[Extracted records]
-- -- --
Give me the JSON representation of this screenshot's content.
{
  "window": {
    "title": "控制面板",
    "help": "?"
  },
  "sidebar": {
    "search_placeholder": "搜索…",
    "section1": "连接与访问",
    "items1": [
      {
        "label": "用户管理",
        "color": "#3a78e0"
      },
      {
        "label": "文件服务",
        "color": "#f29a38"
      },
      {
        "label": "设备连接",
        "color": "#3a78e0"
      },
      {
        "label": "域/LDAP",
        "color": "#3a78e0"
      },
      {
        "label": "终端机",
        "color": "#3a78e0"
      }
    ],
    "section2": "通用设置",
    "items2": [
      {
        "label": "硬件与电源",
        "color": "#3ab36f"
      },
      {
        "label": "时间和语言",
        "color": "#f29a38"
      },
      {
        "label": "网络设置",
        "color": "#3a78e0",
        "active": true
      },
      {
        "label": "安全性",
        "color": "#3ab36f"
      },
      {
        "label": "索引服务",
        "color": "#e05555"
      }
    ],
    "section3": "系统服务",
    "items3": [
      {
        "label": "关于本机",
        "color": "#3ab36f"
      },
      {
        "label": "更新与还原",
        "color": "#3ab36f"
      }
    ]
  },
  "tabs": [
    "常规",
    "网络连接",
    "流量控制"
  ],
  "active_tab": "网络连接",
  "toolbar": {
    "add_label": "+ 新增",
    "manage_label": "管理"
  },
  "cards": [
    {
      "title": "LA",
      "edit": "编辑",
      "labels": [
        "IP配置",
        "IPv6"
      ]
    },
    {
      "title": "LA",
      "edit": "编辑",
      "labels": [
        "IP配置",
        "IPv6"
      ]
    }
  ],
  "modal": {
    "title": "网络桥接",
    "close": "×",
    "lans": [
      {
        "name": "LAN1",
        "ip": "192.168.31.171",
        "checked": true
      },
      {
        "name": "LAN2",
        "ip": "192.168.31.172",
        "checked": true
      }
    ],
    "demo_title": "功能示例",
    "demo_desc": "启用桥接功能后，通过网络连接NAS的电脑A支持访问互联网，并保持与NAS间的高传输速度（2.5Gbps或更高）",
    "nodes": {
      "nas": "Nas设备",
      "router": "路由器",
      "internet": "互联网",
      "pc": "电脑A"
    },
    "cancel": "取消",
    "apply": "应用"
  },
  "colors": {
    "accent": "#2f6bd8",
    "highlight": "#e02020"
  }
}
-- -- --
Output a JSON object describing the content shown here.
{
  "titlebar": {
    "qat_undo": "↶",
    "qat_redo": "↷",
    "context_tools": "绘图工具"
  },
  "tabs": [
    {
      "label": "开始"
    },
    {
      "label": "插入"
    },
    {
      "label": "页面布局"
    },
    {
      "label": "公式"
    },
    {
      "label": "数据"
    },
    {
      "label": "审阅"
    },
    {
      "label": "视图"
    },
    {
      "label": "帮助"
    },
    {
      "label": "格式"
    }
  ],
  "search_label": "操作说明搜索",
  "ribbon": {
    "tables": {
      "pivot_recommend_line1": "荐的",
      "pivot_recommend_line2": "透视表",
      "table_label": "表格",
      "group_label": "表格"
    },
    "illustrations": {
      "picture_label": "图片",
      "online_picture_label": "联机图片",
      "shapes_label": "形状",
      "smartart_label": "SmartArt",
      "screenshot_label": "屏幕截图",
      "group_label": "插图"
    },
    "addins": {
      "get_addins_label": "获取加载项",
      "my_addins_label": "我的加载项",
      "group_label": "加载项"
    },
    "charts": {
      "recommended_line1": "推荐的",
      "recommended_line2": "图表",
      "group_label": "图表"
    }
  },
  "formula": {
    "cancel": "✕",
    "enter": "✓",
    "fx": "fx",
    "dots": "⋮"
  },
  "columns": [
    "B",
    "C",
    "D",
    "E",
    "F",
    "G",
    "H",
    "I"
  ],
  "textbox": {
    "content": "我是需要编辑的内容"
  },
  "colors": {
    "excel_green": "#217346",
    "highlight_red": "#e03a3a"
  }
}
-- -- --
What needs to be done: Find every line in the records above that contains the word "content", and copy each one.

Final answer:
Give me the JSON representation of this screenshot's content.
Output a JSON object describing the content shown here.
    "content": "我是需要编辑的内容"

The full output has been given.